My family had such diverse tastes that I grew up with this massively eclectic music library. My mum introduced me to all the amazing female soul singers and then my dad did the same, but with men. My eldest brother was listening to all the best American hip-hop and rap and then the brother below him was listening to all of the British indie bands. I had this blend of Billie Holiday to Aretha Franklin to Etta James; meets John Mayer and Jeff Buckley and Amos Lee; meets Tupac Biggie and Most Def; meets The Kooks. Adele’s debut album - 19 - was a huge record for me, too. It was the first time I’d seen a British artist sing in her own accent and play the guitar and just do her thing in a really beautiful, natural way. When I was making the album, I slowed down with a lot of music listening because it can be a lot of noise when you’re trying to create. I’m getting back into it now so I’m back in that experimental phase where I’m actively looking to discover new music which is nice.
That's so interesting because I've heard you describe your music as 'psycho-acoustic-soul' in the past when you've been pushed on it - a sort of mass collision of all the references you've mentioned - with music as diverse as it is now, do you think it's still relevant to 'define your sound'?
I don’t think it’s irrelevant, but I don’t think it’s as important as it was. I think we have to recognise that different territories and areas will hear you as something different. In America, I know that I’m totally R&B, whereas in the UK I can fit into the R&B/Alternative/Pop world and play off of those a bit more. People aren’t talking about it as much; when I was younger I was always asked to define my sound but now when people ask me I’m just like, ‘I don’t fucking know.’ Music is so subjective and it’s kind of whatever the listener thinks it is, I think.
I’ve read an interview with you where you spoke about how female artists are always pitted against one another and compared in a way we don’t see with male artists as much - why do you think that happens?

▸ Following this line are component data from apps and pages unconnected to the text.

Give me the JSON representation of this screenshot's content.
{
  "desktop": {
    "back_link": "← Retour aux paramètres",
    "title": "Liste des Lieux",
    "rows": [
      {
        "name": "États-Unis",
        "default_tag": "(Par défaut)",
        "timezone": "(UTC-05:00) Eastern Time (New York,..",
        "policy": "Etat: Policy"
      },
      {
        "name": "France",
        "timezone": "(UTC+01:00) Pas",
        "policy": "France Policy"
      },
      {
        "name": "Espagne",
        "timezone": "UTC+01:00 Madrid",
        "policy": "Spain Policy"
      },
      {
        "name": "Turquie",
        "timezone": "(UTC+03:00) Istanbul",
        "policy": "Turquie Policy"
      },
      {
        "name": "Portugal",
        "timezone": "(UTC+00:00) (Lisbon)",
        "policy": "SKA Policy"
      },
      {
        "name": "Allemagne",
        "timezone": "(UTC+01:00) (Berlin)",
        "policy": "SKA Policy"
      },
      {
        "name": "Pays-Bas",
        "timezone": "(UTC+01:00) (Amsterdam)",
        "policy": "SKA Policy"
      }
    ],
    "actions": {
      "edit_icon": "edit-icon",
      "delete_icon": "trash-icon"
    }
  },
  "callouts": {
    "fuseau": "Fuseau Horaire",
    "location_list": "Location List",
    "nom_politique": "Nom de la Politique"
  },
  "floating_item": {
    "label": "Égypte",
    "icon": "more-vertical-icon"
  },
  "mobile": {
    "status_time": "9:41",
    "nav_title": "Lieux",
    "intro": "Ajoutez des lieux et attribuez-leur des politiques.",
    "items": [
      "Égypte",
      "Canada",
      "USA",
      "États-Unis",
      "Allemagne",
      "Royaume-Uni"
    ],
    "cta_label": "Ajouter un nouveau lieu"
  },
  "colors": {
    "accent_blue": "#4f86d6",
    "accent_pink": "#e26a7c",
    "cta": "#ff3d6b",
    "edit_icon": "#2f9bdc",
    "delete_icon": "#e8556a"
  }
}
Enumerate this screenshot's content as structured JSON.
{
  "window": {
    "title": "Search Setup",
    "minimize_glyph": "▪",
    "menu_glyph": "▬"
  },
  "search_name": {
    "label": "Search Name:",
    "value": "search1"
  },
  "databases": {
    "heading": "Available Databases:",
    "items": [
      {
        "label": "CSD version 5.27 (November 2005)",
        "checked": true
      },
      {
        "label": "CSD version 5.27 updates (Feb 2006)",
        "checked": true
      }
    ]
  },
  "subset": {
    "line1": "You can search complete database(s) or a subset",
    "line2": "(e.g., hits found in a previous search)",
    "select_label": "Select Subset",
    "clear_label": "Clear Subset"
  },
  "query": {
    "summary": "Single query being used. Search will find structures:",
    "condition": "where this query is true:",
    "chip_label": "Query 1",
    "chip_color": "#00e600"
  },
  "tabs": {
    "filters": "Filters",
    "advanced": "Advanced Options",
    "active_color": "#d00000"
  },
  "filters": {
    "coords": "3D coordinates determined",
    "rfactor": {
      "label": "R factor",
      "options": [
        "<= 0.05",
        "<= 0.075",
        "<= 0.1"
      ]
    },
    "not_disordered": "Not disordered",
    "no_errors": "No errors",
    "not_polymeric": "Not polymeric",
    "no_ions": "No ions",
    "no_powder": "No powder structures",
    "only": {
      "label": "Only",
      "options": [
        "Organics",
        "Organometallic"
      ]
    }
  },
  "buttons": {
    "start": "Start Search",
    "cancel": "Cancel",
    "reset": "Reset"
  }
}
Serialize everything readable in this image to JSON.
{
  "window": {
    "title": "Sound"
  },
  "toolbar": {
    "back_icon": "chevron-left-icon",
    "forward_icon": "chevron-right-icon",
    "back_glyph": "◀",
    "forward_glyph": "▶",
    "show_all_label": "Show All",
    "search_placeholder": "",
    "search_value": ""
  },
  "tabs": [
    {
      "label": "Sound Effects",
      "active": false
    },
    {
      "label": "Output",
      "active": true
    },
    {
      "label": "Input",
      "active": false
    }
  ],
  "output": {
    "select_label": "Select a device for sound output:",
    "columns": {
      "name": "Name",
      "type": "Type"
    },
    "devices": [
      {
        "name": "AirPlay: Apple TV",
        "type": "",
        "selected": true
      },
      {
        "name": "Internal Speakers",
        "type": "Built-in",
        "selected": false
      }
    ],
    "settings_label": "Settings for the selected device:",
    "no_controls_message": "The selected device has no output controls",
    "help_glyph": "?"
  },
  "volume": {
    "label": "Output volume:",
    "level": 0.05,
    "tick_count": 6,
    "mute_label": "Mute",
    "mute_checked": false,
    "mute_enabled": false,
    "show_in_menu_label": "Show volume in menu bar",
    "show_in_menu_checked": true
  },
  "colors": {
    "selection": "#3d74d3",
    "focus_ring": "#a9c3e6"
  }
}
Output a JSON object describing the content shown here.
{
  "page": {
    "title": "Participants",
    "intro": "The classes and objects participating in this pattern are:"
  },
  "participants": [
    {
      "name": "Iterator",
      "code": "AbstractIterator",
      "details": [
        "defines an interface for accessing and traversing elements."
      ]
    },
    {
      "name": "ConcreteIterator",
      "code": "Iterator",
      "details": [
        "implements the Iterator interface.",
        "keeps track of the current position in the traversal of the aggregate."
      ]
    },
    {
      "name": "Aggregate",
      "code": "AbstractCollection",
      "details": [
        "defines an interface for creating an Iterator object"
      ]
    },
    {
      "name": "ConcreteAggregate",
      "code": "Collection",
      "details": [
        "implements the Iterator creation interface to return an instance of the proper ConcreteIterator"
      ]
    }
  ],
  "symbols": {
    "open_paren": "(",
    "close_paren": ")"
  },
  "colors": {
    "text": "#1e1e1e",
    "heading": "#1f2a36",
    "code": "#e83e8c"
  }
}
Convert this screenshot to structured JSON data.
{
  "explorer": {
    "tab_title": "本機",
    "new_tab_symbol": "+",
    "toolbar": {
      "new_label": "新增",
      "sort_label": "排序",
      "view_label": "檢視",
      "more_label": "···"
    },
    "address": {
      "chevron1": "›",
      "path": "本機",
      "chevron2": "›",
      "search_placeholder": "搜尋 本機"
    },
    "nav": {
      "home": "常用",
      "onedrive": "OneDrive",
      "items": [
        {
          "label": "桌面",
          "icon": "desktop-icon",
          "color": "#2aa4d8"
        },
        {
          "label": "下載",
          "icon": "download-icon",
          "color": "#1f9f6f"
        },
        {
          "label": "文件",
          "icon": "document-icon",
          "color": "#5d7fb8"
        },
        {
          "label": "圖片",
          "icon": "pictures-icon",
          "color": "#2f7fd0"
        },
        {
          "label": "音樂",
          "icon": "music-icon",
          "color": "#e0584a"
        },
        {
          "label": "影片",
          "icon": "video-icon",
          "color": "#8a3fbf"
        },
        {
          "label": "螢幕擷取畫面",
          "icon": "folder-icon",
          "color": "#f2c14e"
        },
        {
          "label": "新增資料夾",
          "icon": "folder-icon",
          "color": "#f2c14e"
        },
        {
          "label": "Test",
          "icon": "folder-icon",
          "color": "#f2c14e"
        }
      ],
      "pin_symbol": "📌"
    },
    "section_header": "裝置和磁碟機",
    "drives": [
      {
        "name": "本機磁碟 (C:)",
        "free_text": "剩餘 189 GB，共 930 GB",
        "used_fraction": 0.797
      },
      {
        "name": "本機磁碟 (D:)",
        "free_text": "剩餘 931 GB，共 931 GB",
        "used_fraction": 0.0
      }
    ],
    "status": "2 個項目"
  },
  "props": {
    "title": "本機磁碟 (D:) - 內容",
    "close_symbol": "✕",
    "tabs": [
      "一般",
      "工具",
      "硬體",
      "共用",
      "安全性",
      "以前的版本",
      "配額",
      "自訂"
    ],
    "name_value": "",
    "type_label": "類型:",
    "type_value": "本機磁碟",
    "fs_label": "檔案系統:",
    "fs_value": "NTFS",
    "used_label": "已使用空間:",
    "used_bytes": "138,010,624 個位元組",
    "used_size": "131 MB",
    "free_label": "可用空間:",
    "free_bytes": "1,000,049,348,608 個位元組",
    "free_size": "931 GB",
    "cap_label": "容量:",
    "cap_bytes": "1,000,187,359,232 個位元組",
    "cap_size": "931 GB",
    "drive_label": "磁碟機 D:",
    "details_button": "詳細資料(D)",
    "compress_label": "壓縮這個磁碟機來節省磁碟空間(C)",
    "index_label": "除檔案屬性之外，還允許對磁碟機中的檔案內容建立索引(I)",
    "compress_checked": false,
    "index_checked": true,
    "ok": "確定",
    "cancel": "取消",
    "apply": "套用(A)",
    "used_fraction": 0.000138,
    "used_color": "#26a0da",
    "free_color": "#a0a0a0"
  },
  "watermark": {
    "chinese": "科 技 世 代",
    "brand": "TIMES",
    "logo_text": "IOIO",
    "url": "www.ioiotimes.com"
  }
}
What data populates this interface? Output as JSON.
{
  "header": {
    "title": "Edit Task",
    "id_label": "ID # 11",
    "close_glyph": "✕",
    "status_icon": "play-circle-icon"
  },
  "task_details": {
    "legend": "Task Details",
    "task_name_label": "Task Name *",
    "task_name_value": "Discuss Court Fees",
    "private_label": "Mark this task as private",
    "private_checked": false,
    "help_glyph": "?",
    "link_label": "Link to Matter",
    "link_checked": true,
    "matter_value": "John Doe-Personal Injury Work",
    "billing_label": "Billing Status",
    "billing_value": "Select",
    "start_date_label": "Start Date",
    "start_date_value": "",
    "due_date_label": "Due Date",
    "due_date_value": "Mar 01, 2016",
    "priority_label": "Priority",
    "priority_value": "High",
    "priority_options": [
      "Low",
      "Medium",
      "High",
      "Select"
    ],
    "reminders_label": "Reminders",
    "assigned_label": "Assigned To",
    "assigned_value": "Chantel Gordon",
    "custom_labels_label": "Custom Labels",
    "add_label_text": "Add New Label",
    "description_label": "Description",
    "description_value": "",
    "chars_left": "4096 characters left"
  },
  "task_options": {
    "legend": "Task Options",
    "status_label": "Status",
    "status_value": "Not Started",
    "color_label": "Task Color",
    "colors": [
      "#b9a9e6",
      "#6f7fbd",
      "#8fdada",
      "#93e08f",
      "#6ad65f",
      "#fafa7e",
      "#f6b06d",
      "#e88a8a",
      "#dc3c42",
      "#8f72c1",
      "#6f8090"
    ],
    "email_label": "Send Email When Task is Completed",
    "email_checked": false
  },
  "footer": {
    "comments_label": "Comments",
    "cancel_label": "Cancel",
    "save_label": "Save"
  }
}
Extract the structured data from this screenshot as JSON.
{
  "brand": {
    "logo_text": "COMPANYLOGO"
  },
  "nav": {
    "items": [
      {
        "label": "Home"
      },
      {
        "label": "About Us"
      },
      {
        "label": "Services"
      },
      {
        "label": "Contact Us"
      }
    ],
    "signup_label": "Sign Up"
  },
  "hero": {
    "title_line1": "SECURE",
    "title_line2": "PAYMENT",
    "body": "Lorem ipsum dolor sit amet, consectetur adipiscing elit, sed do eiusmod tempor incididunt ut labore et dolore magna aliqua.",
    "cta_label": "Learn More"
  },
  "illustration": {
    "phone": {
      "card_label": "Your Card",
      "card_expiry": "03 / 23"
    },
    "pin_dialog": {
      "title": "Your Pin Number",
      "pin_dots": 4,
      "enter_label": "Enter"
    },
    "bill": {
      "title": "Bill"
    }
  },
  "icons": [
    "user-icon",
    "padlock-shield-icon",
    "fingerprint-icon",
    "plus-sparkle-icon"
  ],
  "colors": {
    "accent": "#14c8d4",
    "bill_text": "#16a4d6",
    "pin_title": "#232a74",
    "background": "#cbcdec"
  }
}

Do you know what? I actually don’t know. The reason that I’ve built in my head - maybe just to make myself feel better - is that people find it more difficult to understand women. Although, after all the skeletons in my closet, I firmly believe that men are the most complex creatures in the fucking world. I think the industry finds it easier to draw comparisons between female artists as a way to understand us. I’ve never found these comparisons intelligent, they’re almost always on the surface or about how we look. I don’t mind comparisons where they’re built on top of something that makes sense, but if it’s about how you look or where you’re from then I don’t get it. Maybe they think it makes it easier for the listener? In my mind, I don’t think we’re putting enough trust in the listener. I feel like we are most definitely underestimating the majority of the audience a lot of the time and that’s why we get the comparisons. I don’t think people want easy anymore, though. Everything is so easy with phones and streaming services so I think people are searching for complexity and the chance to find and understand things on their own.